Why are we building Kutamo?

Nov 16, 2016     By Matthew Proctor

Over the last 25 years in business, I’ve run countless meetings with staff, clients and vendors, with participants ranging from 2 people to over 30.

Typically, I’ve found that one-one-one meetings seem to be the most productive, but as the size of a meeting increases, productivity is lost.


Let’s start with how a meeting normally starts, to paint a picture before I explain.

Step 1 - The organiser schedules a meeting, and invites everyone he or she wants to attend via email.

Whilst many businesses use Outlook or Gmail, which have the option to decline a meeting or suggest a new time, most people begrudgingly accept, especially if the organiser is their manager or someone in a senior role.

Result - A productivity loss due to one or more participants not being enthused or motivated to attend, before the meeting even starts!
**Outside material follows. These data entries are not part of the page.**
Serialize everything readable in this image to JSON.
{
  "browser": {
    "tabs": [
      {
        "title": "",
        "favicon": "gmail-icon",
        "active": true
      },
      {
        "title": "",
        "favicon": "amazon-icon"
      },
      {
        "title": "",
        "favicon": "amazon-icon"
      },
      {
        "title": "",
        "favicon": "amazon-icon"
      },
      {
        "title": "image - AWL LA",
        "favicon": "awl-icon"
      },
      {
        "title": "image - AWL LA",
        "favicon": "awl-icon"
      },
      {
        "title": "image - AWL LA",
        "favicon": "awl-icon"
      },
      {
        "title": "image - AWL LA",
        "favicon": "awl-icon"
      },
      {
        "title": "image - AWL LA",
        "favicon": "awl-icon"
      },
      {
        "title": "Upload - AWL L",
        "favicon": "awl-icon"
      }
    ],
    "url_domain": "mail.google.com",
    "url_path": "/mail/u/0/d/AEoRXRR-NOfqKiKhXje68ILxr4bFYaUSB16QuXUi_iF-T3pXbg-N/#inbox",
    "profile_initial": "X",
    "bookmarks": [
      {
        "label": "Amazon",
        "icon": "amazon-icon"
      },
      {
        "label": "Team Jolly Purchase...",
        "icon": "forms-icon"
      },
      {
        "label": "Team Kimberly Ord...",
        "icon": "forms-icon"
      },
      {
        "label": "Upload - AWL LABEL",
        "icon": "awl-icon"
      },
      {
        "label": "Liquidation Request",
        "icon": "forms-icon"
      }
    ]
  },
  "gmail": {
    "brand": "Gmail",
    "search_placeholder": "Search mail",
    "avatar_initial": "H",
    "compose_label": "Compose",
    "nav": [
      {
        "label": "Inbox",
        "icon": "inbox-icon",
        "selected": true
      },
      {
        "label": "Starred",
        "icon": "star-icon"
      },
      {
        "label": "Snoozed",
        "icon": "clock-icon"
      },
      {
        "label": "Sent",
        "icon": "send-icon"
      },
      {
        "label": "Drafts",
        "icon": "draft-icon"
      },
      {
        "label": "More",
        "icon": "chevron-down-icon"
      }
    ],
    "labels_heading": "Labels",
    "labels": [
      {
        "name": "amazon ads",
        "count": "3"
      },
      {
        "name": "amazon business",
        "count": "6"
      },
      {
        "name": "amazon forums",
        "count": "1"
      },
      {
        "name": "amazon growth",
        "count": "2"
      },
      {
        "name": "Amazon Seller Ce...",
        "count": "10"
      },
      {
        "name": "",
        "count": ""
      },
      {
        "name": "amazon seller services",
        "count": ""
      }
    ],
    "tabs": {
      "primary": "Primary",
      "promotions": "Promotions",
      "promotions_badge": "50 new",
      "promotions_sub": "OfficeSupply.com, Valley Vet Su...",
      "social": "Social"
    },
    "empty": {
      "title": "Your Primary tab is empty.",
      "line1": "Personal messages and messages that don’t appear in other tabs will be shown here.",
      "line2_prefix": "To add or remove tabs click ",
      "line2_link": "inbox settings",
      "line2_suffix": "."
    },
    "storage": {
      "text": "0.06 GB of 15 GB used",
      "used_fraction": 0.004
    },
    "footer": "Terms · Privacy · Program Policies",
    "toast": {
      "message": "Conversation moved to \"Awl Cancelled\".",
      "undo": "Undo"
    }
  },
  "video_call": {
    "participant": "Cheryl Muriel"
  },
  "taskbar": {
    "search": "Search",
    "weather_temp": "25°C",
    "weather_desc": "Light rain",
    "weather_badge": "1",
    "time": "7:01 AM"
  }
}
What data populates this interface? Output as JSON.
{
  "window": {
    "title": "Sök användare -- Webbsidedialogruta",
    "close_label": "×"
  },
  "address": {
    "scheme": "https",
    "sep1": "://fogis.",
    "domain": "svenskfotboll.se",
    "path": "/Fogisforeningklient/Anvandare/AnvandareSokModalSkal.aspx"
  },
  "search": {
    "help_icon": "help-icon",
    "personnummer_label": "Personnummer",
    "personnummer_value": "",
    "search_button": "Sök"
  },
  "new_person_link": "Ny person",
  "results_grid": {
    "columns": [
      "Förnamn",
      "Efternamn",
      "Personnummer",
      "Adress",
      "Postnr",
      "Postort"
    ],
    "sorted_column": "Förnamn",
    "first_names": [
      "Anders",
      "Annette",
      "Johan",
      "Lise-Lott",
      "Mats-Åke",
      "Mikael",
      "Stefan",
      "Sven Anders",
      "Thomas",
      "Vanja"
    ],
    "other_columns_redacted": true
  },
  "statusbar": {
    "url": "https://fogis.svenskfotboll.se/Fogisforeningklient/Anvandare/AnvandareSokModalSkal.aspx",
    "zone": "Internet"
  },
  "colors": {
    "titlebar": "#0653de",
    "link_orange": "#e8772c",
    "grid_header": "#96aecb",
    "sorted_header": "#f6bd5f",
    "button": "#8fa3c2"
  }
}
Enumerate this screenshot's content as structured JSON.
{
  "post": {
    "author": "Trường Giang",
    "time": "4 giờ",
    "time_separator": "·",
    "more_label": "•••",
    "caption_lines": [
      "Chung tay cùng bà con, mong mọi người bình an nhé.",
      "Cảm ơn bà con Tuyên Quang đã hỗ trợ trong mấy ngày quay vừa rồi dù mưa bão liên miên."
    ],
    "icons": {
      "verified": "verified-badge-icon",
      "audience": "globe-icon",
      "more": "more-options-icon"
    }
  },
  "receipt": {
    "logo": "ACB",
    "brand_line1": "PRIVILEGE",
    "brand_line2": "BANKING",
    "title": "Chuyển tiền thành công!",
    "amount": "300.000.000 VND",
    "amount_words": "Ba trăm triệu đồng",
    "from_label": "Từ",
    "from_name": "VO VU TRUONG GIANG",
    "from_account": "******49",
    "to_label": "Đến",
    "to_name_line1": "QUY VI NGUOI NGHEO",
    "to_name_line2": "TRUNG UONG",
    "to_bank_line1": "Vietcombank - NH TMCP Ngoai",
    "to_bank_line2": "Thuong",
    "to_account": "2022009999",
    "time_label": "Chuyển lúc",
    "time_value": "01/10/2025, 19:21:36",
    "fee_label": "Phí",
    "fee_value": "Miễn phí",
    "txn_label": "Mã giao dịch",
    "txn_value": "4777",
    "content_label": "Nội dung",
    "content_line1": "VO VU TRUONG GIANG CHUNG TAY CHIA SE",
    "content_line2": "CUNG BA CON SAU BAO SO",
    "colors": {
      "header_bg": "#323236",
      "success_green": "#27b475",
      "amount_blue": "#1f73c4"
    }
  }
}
Step 2 – The organiser, sometimes, sends an agenda to invitees, seeking feedback.

At the risk of sounding *slightly* jaded, on the occasions I’ve personally sent out an agenda, I’ve never seen anyone suggest any changes or ask for additions.

Even less often is when a senior manager or executive sends an agenda – it is rare to ever see a response from their team.

More often than not, no agenda is sent, or at best it's just the subject of the meeting invitation.

Result - Another productivity loss, as important topics, questions or ideas may never be raised.


Step 3 – The meeting begins and people pretend to take notes

Back in the 1990’s, the organizer of the meeting would often ask someone to take notes and product a record of the meeting in the form of minutes. That someone was usually known to be diligent, so it was assumed that their notes would be thorough.

In the 2000’s, this practice seemed to wane somewhat, as laptops started becoming popular, and people started seeing meetings as a distraction. The era of “send me an email about it” had begun.

It seems that with laptops and tablets now ubiquitous and carried around by all and sundry, the expectation has fallen to those attending meetings to take notes for themselves.

There is some logic in this, as we are assuming everyone is an adult with and adult-like sense of responsibility.

In the real world, people are time-poor, and unlikely to make the effort to keep accurate notes and set themselves reminders.

Result - there are no consolidated notes or minutes anymore, and a high percentage of what was discussed and agreed upon is lost.


So what are we trying to do about it?

We, as a business society, have access to dozens of software packages, websites and tools to help run meetings more efficiently. They are all fantastic in their own right, but typically address just a single problem, or a single aspect of meetings. In fact, at Kutamo, we use many of these tools.

Let's look at some of these tools - this list is not at all comprehensive or overly accurate, it's just the tools we use every day.

Activity Tool or Software
Note Taking Microsoft OneNote, Evernote
To Do Lists Trello, WonderList, Outlook Tasks
Document Sharing Google Docs, Office 365
Audio or Video Conferencing Skype, Whatsapp, Viber, Facebook Messenger, Slack
Text Chat Slack, Skype, Facebook


How does Kutamo try to solve the problem?

Kutamo is a service that puts together the best part of all of those packages. We're not trying to re-invent the wheel, we're not trying to introduce a 'new paradigm' or any particular framework or methodology. We're just trying to simplify the process of running a meeting and generating outcomes that actually help a business and help individuals (you and I) become more efficient with our decisions and activities.

Personally I think it's easier if you try it out than look at dozens of screenshots and explanations, but to summarize what Kutamo does, here's a simple list:

  • Build an agenda with decision points (polls, surveys, etc)
  • Invite participants to a meeting
  • During the meeting, chat via IM or your preferred conferencing system
  • Share documents with remote participants, and let people mark up their changes or suggestions in real-time
  • Record the decisions made, discussions had, and outcomes agreed upon
  • When finished, all this is recorded, collated and shared with participants for final comment
  • Outcomes can then be tracked, ensuring the meeting's decisions are followed

To make life somewhat easier, Kutamo also lets you:

  • Manage teams and groups of participants (such as "sales team" or "marketing team")
  • Invite external participants - such as your clients or vendors (just imagine having a record of what your vendors promise!)
  • Enable everyone to use the software in real-time to collaborate


How can you try out Kutamo?

See the top right hand side of your browser - up there you may spot a little "Join" button - click it and follow the prompts. You can try out Kutamo for as long as you like, and it's free!

IT / Business